The key to this is what exactly you mean by "compile to C code". If the question is: is it possible to generate a collection of code conforming to the C standard that when compiled and run produces the same result as some general Mathematica function, then the answer is that there is no technical limitation. However this C code will be very large and will contain within itself a copy of Mathematica kernel.

Obviously such a compilation is not be too useful:

  • It would not be any more efficient than running a stock Mathematica Kernel
  • It will not present normal C-type interfaces.

A fully general Mathematica function can not be translated to a normal "C"-API standalone function simply because the meaning of the function is not fully determined until it is actually executed. In other words, the mapping from the function definition to the processor instruction to be executed depends on the Mathematica environment and on the precise parameters passed to the function, which precludes translation to a normal C-API function.

Bojan Nikolic

Posted 2013-04-19T15:16:27.660

Reputation: 166

Such a compilation would be very useful, even with the entire kernel "attached" to it. It would allow a different use of Mathematica than the current ones. AFAIK, there is no runtime available as happens for MATLAB. If you want to call some user defined functions from a different environment, either you need the full Mathematica version installed, or you need to negotiate your special case with WR. I whished that our programs/functions could be more integrated into other environments. – P. Fonseca – 2013-04-26T11:53:58.287

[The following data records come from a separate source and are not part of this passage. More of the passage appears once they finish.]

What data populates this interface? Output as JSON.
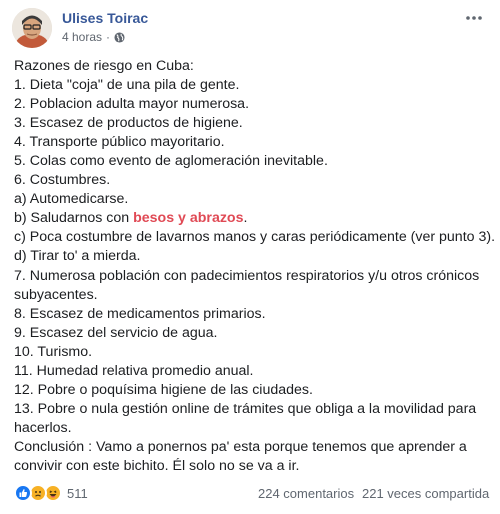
{
  "post": {
    "author": "Ulises Toirac",
    "time": "4 horas",
    "separator": "·",
    "lines": [
      "Razones de riesgo en Cuba:",
      "1. Dieta \"coja\" de una pila de gente.",
      "2. Poblacion adulta mayor numerosa.",
      "3. Escasez de productos de higiene.",
      "4. Transporte público mayoritario.",
      "5. Colas como evento de aglomeración inevitable.",
      "6. Costumbres.",
      "a) Automedicarse."
    ],
    "greeting_line": {
      "prefix": "b) Saludarnos con ",
      "highlight": "besos y abrazos",
      "suffix": "."
    },
    "lines_after": [
      "c) Poca costumbre de lavarnos manos y caras periódicamente (ver punto 3).",
      "d) Tirar to' a mierda.",
      "7. Numerosa población con padecimientos respiratorios y/u otros crónicos subyacentes.",
      "8. Escasez de medicamentos primarios.",
      "9. Escasez del servicio de agua.",
      "10. Turismo.",
      "11. Humedad relativa promedio anual.",
      "12. Pobre o poquísima higiene de las ciudades.",
      "13. Pobre o nula gestión online de trámites que obliga a la movilidad para hacerlos.",
      "Conclusión : Vamo a ponernos pa' esta porque tenemos que aprender a convivir con este bichito. Él solo no se va a ir."
    ]
  },
  "stats": {
    "reactions_count": "511",
    "comments": "224 comentarios",
    "shares": "221 veces compartida"
  },
  "colors": {
    "author": "#385898",
    "highlight": "#e04a55",
    "like": "#1877f2",
    "haha": "#f7b125"
  },
  "icons": [
    "globe-icon",
    "more-icon",
    "like-icon",
    "sad-icon",
    "haha-icon"
  ]
}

I don't know why a specific compilation needs to compile the entire kernel. By all accounts,WRI has highly modularized the kernel. It would seem the "kernel" includes a wide range of components that C or other languages view as libraries. What I want, wouldn't need to compile all of these anymore than one needs to distribute every existing C library with every application. I don't suggest WRI or anyone could do this easily or that it wouldn't require restructuring the kernel's code. Also, for me I have more concern with distribution of stand alone applications & components than efficiency. – Jagra – 2013-04-26T13:00:13.010